The photo suggests the governor will never destroy Arizona’s mining heritage, no matter how hard she may try. She may succeed in destroying the current Arizona Mining and Mineral Museum, but it may reappear after she is gone.
Note: The Governor cannot run for reelection in 2014.
Wednesday, November 3, 2010
Governor Brewer herself appears to be the prime threat to the Arizona mineral collection and the historic mining artifacts, and she easily won the election. However, two propositions that she desperately needed to pass went down in defeat by over a 2 to 1 margin. Those were propositions 301 and 302.
With that kind of a major budget problem, how long can she keep hiding the millions she is funneling to the Arizona Historical Society to support her pet pork project, the 5C Arizona Centennial Museum? The money is actually hidden in plain sight. The budget of the Arizona Historical Society (administrator of the centennial museum) is a separate line item in the budget. As reported in a prior post, the Governor increased that budget by over 50 percent even as she allowed rest stops to be closed. The AHS budget is now over 6 million dollars. How long before someone figures out we don’t need to keep supporting 50 paid employees in history museums with little attendance while we lay off teachers, firemen and, and even rest stop janitors.Sooner or later, some one has to spot the recently bloated AHS budget. Then, the Arizona Historical Society will be history. True, six million dollars is small compared to the deficit. However, the expenditure is so obviously unnecessary that it should attract attention. Undoubtedly, it is also still not the only pork left in the budget.
If the Arizona Historical Society is eliminated, as it should be, then the mineral collection will have to be assigned to another agency or department. Hopefully, the collections new home will then be at least somewhat qualified to properly preserve it.Such a scenario will by no means preserve or bring back the existing mineral museum as is. There is no way a mineral museum is going to be funded again either in the near future. However, the collection could at least be safely stored under competent oversight until the budget crisis passes.
Reference 1: Mary Jo Pitzl, “2 programs spared, but Arizona budget hole grows”, the Arizona Republic, November 3, 2010
Note: Governor Brewer cannot run for reelection in 2014
Monday, November 1, 2010
Arizona motorists were subjected to the ultimate inconvenience when ADOT closed 13 of the 18 Arizona highway rest stops. ADOT figures it costs and average of $320,000 per year for utilities and maintenance for each rest stop. They were supposedly closed because there were insufficient funds to operate them during the financial crisis.
However, that is not true. There was enough money; it was just spent on the wrong things. Thirteen rest stops at $320,000 each is 4.16 million dollars.
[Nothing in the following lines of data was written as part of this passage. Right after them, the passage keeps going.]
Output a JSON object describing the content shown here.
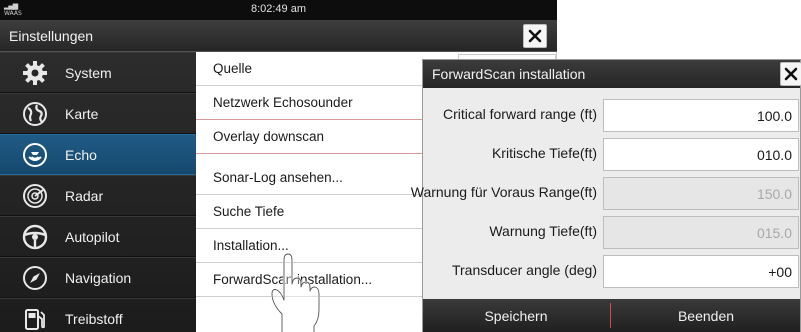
{
  "status_bar": {
    "signal_label": "WAAS",
    "time": "8:02:49 am"
  },
  "window": {
    "title": "Einstellungen",
    "close_icon": "close-icon"
  },
  "sidebar": {
    "items": [
      {
        "label": "System",
        "icon": "gear-icon",
        "active": false
      },
      {
        "label": "Karte",
        "icon": "globe-icon",
        "active": false
      },
      {
        "label": "Echo",
        "icon": "echo-icon",
        "active": true
      },
      {
        "label": "Radar",
        "icon": "radar-icon",
        "active": false
      },
      {
        "label": "Autopilot",
        "icon": "steering-wheel-icon",
        "active": false
      },
      {
        "label": "Navigation",
        "icon": "compass-icon",
        "active": false
      },
      {
        "label": "Treibstoff",
        "icon": "fuel-icon",
        "active": false
      }
    ],
    "accent_color": "#1f5b86"
  },
  "echo_menu": {
    "items": [
      {
        "label": "Quelle"
      },
      {
        "label": "Netzwerk Echosounder"
      },
      {
        "label": "Overlay downscan"
      },
      {
        "label": "Sonar-Log ansehen..."
      },
      {
        "label": "Suche Tiefe"
      },
      {
        "label": "Installation..."
      },
      {
        "label": "ForwardScan installation..."
      }
    ]
  },
  "dialog": {
    "title": "ForwardScan installation",
    "fields": [
      {
        "label": "Critical forward range (ft)",
        "value": "100.0",
        "enabled": true
      },
      {
        "label": "Kritische Tiefe(ft)",
        "value": "010.0",
        "enabled": true
      },
      {
        "label": "Warnung für Voraus Range(ft)",
        "value": "150.0",
        "enabled": false
      },
      {
        "label": "Warnung Tiefe(ft)",
        "value": "015.0",
        "enabled": false
      },
      {
        "label": "Transducer angle (deg)",
        "value": "+00",
        "enabled": true
      }
    ],
    "save_label": "Speichern",
    "exit_label": "Beenden",
    "separator_color": "#d24a4a"
  }
}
Where could that money have been found?
The Governor could have closed the Arizona Historical Society museums instead. If she had been exercising responsible leadership that is what she would have done. Is there a taxpayer or voter anywhere in Arizona that considers access to a historical society museum a more essential service that a rest stop? The Arizona Historical Society Budget was 4.2 million dollars at the time, exactly what was needed to keep the rest stops open.
The historical society budge was in fact scheduled for 20% per year reductions over five years due to the financial crisis. The Governor did not even make that planned cut. She restored all of their funds and then implemented a budget transfer to increase their budget by an over 50%. That transfer of funds happened while the rest stops were closed.
Why did the Governor do something to apparently irresponsible? Because she is using the Arizona Historical Society to support her pet project, the 5C Arizona Centennial Museum. That’s the one she promised, last February, would use “no public funds”. To fund her pet project, she allowed the rest stops to be closed.
That’s worse than mismanagement of public funds. That’s selfish and mean.